We owe the Beits a considerable debt

Russborough and the Beit collection together form a national treasure, and should be treated as such

When Sir Alfred and Lady Beit donated 17 works to the National Gallery of Ireland, in 1986, its then director, Homan Potterton, said without exaggeration that it was one of the most magnificent gifts ever received by any museum, anywhere.

Crucially, it includes a first-rate Vermeer, which in itself makes it extraordinary, but there are, equally, superb works by Goya, Velázquez, Metsu, Jan Steen, Raeburn, Gainsborough, Hobbema and Ruisdael.

In a country that lacks a strong philanthropic tradition, the gift was unprecedented, regardless of the fact that it was prompted in part by concerns for the safety of the works after a sequence of notorious robberies.

The paintings currently for sale come from the remainder of the collection, which was left at Russborough. Does that imply that the bulk of the collection was less valuable and more dispensable? Less valuable to a point, certainly, but a Vermeer is beyond value. Fewer than three dozen are known to exist.


The Beit collection was never a single, complete and coherent collection. Collections rarely are. But to argue that it will not therefore be further diminished by the loss of some of its paintings makes no sense.

The Beits acquired Russborough as a gallery for the collection, not as a home. To argue that the works cannot be shown because they may be stolen is curiously self-defeating. Surely the aim is to show the house at its best and guard as far as is possible against theft.

We owe the Beits a debt for the priceless works that now hang in the National Gallery, available to everyone. It’s a poor reflection on the nation that it should stand by while the bulk of the collection, and Russborough, are left prey to economic pressures.

It is instructive to think of Russborough in relation to the superb Wallace Collection, at Hertford House in London. The house is inseparable from its collection. When Sir Richard Wallace’s widow, Amélie-Julie-Charlotte, bequeathed them to the UK, at the end of the 19th century, she gave them as a closed collection. Nothing was to be added or taken away.

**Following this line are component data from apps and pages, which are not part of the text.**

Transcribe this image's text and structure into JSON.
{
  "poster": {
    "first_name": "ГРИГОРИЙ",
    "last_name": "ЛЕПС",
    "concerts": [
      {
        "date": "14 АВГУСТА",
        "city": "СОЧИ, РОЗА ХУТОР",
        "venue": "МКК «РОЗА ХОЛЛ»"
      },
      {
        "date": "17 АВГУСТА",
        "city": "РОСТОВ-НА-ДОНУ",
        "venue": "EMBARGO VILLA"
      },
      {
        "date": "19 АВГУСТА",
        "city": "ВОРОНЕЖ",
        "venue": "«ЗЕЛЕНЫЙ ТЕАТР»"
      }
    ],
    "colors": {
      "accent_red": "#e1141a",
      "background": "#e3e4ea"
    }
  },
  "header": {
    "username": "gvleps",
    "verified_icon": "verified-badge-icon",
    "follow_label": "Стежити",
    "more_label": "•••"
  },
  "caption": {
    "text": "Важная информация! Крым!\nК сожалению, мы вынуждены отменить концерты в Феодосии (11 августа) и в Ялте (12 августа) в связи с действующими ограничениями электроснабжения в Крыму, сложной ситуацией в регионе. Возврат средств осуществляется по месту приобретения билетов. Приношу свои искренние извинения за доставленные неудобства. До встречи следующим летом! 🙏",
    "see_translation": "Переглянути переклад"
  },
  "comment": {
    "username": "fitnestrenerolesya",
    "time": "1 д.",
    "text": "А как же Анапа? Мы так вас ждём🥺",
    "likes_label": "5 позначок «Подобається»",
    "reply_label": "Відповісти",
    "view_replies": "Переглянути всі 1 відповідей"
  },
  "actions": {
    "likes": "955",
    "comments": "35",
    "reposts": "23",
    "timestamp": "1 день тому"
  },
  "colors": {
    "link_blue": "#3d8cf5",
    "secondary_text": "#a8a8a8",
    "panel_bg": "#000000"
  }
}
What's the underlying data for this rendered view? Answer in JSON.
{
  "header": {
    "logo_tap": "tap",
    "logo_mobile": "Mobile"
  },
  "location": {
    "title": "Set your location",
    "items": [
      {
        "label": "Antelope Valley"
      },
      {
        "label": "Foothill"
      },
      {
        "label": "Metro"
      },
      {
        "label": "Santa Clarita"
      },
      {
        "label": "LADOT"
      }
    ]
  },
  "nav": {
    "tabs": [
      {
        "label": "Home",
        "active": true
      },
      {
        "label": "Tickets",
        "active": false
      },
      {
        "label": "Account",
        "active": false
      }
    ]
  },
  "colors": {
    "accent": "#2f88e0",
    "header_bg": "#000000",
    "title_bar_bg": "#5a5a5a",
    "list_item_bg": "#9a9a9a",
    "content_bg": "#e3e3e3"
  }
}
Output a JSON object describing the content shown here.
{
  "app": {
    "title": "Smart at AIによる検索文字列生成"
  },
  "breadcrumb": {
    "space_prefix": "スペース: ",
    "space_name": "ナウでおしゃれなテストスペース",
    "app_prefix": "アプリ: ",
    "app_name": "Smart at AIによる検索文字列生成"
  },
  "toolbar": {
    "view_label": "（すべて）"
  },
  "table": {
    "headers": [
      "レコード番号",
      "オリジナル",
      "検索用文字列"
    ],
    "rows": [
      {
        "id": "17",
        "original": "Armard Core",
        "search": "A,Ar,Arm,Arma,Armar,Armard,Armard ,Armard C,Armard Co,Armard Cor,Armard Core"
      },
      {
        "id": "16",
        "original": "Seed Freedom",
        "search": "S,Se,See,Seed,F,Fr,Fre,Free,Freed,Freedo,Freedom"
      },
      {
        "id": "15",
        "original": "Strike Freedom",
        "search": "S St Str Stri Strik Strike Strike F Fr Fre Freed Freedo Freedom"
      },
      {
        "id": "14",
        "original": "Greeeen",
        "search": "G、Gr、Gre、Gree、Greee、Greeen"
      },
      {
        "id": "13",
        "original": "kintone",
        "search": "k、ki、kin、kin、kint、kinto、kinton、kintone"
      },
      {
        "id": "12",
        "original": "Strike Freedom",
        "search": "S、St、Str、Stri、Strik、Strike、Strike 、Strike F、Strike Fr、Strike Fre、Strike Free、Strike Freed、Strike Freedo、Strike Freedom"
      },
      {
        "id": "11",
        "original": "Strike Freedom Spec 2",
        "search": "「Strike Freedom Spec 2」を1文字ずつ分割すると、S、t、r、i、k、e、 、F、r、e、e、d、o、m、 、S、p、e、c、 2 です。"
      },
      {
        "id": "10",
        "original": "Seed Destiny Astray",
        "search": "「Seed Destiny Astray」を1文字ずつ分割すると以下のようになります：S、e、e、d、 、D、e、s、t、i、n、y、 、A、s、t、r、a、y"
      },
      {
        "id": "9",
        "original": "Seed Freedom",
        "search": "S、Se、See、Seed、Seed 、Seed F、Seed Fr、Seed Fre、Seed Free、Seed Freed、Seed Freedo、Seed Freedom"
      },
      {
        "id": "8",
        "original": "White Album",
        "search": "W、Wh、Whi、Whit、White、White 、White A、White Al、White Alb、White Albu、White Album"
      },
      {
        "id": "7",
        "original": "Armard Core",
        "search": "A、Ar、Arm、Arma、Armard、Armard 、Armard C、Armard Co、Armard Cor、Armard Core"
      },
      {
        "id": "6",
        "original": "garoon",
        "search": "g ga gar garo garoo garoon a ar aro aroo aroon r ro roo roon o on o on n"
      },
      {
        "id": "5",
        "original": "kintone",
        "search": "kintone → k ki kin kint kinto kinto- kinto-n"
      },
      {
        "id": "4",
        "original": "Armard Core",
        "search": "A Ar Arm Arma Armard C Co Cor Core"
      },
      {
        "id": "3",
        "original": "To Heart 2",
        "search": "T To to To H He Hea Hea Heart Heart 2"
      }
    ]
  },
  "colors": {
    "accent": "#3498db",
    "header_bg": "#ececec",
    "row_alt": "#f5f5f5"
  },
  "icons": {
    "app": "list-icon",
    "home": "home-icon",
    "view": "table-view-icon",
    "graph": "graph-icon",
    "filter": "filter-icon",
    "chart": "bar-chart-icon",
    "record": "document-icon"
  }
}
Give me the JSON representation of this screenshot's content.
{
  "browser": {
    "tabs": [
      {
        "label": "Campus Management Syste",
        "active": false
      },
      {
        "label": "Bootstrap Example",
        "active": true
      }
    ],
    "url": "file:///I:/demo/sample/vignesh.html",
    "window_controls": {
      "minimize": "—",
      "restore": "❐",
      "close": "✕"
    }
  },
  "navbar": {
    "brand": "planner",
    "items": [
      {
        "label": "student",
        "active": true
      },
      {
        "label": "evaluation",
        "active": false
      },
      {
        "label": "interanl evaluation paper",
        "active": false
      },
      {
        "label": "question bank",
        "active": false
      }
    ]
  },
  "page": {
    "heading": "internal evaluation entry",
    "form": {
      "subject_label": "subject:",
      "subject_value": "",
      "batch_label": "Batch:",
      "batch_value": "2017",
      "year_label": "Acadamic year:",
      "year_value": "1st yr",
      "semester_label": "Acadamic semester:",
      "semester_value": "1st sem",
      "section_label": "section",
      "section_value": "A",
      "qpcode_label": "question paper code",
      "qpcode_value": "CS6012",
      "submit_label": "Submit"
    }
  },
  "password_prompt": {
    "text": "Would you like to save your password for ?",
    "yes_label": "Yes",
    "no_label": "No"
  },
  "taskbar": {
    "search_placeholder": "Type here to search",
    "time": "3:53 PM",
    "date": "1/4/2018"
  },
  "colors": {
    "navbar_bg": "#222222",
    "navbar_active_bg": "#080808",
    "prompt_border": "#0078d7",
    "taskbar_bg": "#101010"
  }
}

Over the past few years the Monument Trust, one of the Sainsbury family’s many charitable trusts, underwrote a £5 million remodelling of the Great Gallery at the Wallace. The design architect was an Irishman, John O’Connell. His approach, incorporating new technology to enhance the historical fabric of the building, is relevant in the context of Russborough – as, for that matter, is the way the project was funded.

Russborough and the Beit collection together form a national treasure, and we should treat them as such.